Back when I was a Weight Watcher, I wasn’t much of a cook. I lived on Smart Ones tv dinners, Boca Burgers and Weight Watcher’s zero point vegetable soup. I ate gallons of the stuff. The soup got me through a lot of times when I had no points left for the day and I was starving. I think it is going to do the same for my Whole30.
A lot of my friends are asking how I am feeling since I started my Whole30, so I thought I would post my response here. Day two and three, I woke up feeling like I was coming down with something. I had a vague headache and felt kind of achy. The literature said that is normal and should go away soon. I also started having very vivid nightmares and dreams. I wake up in a terrified and in a sweat or crying or ecstatically happy and I don’t know why. I don’t know if these dreams are connected to the Whole30 or not, but they started the same time as I started my Whole30. The literature says that vivid dreams about eating noncompliant foods and ruining your Whole30 are common. That is not what these dreams are. I usually don’t remember what I have dreamed so this is just weird. I don’t mind the crying or being ecstatically happy but I can totally do without the flop sweats and my heart beating so hard it feels like it is coming out of my chest. The only other physical symptom I have is I fart alot. This isn’t suprising since I have eaten more vegetables in the last three days than I have in the last three months. I am sure this will pass as my body gets used to eating more good stuff.
2/3 cup sliced carrots
1/2 cup diced onions
2 garlic cloves, minced
3 cups fat-free broth (beef, chicken, or vegetable)
1 1/2 cups diced green cabbage
1/2 cup green beans
1 tbsp. tomato paste
1/2 tsp. dried basil
1/4 tsp. dried oregano

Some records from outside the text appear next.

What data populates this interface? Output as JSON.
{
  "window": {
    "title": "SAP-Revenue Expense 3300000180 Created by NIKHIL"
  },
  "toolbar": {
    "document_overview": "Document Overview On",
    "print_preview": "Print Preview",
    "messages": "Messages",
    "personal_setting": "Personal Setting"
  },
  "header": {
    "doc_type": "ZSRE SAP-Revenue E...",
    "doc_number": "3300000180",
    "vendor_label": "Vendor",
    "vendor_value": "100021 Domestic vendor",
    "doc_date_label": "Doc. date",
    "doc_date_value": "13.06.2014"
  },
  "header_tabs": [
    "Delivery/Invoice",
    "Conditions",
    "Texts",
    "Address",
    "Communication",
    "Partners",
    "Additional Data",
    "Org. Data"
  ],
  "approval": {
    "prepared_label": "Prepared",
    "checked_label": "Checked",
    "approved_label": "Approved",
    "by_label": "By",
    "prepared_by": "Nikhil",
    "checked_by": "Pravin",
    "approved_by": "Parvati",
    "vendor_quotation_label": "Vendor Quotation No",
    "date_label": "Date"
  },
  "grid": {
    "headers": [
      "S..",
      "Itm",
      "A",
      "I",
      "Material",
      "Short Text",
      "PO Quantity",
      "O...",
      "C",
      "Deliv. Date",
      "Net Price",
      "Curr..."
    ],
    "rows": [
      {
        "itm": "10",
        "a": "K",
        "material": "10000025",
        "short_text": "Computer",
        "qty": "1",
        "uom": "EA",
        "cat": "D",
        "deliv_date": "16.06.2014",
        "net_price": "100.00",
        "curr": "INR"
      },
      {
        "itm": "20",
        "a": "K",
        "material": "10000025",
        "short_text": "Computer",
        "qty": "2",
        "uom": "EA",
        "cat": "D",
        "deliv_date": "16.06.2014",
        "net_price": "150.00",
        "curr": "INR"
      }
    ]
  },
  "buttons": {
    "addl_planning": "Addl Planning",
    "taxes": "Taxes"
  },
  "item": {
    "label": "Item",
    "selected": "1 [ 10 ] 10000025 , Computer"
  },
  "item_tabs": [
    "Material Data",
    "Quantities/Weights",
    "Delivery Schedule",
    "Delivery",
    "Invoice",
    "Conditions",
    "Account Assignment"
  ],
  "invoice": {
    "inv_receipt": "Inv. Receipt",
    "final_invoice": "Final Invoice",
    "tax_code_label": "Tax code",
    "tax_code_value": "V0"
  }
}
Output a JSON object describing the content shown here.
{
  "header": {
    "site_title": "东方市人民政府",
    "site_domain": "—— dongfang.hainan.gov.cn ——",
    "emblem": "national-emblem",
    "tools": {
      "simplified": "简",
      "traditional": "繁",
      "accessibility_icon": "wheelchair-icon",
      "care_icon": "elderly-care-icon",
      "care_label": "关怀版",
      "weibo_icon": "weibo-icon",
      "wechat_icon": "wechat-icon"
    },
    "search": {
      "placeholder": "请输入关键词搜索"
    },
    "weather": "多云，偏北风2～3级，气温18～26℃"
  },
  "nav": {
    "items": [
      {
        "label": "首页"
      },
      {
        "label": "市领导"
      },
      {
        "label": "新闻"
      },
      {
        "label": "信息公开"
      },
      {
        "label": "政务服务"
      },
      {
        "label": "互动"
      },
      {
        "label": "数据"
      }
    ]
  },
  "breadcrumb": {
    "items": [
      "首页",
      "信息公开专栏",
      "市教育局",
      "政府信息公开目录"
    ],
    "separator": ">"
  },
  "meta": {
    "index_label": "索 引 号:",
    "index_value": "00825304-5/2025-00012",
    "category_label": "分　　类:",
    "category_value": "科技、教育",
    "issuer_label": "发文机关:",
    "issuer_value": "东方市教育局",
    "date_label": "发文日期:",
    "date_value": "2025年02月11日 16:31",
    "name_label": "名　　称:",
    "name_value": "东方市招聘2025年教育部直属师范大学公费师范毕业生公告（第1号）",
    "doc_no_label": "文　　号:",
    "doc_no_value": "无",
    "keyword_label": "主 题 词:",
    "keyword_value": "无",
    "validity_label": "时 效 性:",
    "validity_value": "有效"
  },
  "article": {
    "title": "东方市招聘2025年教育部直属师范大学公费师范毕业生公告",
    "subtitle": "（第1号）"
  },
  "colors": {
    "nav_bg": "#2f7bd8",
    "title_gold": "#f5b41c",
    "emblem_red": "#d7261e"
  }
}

1/4 tsp. salt
1/2 cup diced zucchini
In a large saucepan sprayed with nonstick cooking spray, sauté carrots, onions and garlic over low heat for about 5 minutes. Add broth, cabbage, green beans, tomato paste, basil, oregano and salt, and bring to a boil. Lower the heat, cover, and simmer for around 15 minutes or until beans are tender. Lastly, stir in the zucchini and continue to heat soup for 3-4 minutes.
Have I told you lately how much I love my pressure cooker? Today all I wanted was chicken noodle soup. Not any old can or packet of chicken flavored soup like substance but real, like my mom makes it chicken noodle soup. Problem was, even though it isn’t a complicated recipe, it still takes about an hour and a half to make on the stove. I didnt get home from work until after 8 pm and was totally exhausted from a busy work day. I didn’t have an hour and a half to spend in the kitchen plus time to let the soup cool down enough to put in the fridge before I was going to be out like a light. So I decided to try making my mom’s chicken noodle soup in my 6 quart pressure cooker. I just threw everything except the noodles into the pressure cooker and about 25 minutes later had the chicken noodle soup I so desperately wanted. The best part it was sooooo good, possibly the best chicken noodle soup I ever made. Have i told you lately how much I love my pressure cooker?
2 bone in, skin on chicken thighs, skin removed and excess fat trimmed
1 cup raw egg noodles
Chicken boullion to taste
Toss celery, carrots, chicken broth and chicken thighs into the pressure cooker. Lock the lid. Cook on high pressure for 8 minutes. Use a quick release to release the pressure. Turn the pressure cooker to the saute setting and bring the soup to a boil. Add the noodles and chicken boullion to taste and cook until they reach the desired tenderness. Meanwhile, remove the chicken from the bone and chop. Add the chicken to the soup. Place in bowls and serve.